▸ SUPPLIED RECORDS
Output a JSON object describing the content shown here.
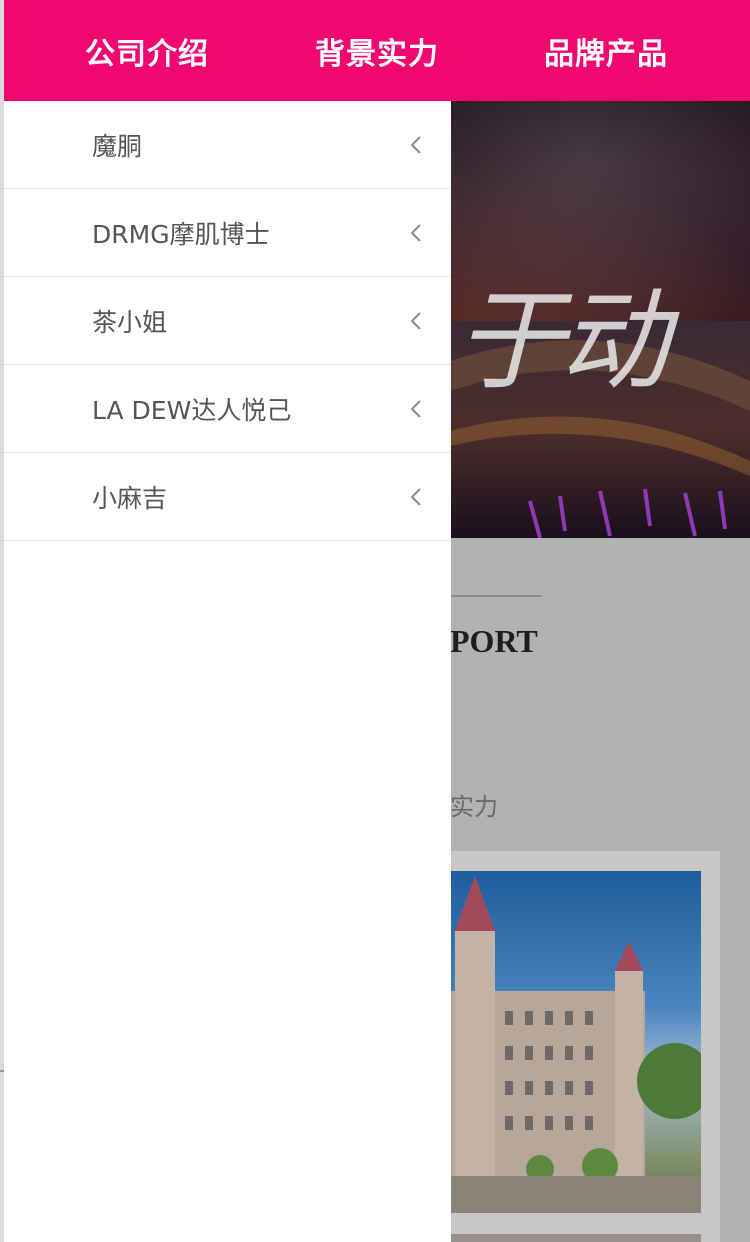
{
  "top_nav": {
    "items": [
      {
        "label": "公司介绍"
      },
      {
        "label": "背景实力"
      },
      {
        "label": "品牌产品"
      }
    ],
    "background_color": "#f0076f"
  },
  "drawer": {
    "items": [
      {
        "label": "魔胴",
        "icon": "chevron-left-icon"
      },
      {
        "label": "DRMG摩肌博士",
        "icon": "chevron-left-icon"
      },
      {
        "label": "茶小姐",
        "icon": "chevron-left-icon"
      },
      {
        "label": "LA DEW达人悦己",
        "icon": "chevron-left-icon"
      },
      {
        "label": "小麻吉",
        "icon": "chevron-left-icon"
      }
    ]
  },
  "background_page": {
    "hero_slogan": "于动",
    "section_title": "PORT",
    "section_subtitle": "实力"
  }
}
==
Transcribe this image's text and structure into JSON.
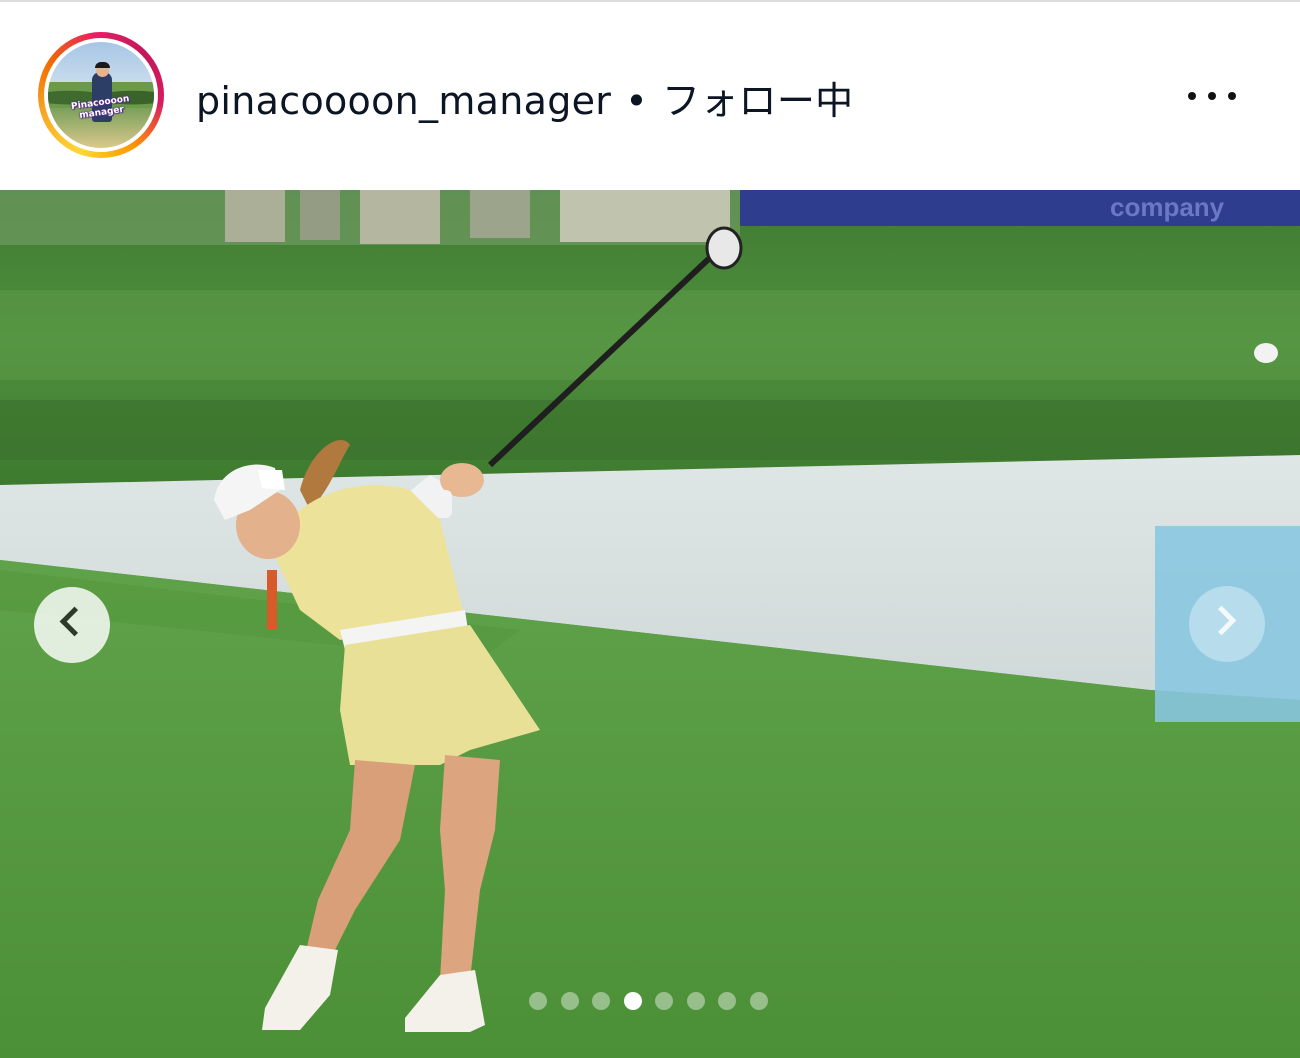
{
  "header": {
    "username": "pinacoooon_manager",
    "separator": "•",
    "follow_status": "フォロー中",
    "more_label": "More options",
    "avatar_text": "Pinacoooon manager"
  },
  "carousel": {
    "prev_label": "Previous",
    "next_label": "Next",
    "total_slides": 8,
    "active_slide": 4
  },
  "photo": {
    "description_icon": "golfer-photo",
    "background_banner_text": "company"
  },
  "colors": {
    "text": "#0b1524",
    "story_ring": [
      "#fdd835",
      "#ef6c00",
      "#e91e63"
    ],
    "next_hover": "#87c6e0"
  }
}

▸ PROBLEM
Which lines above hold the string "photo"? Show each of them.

▸ FINISHED TASK
  "photo": {
    "description_icon": "golfer-photo",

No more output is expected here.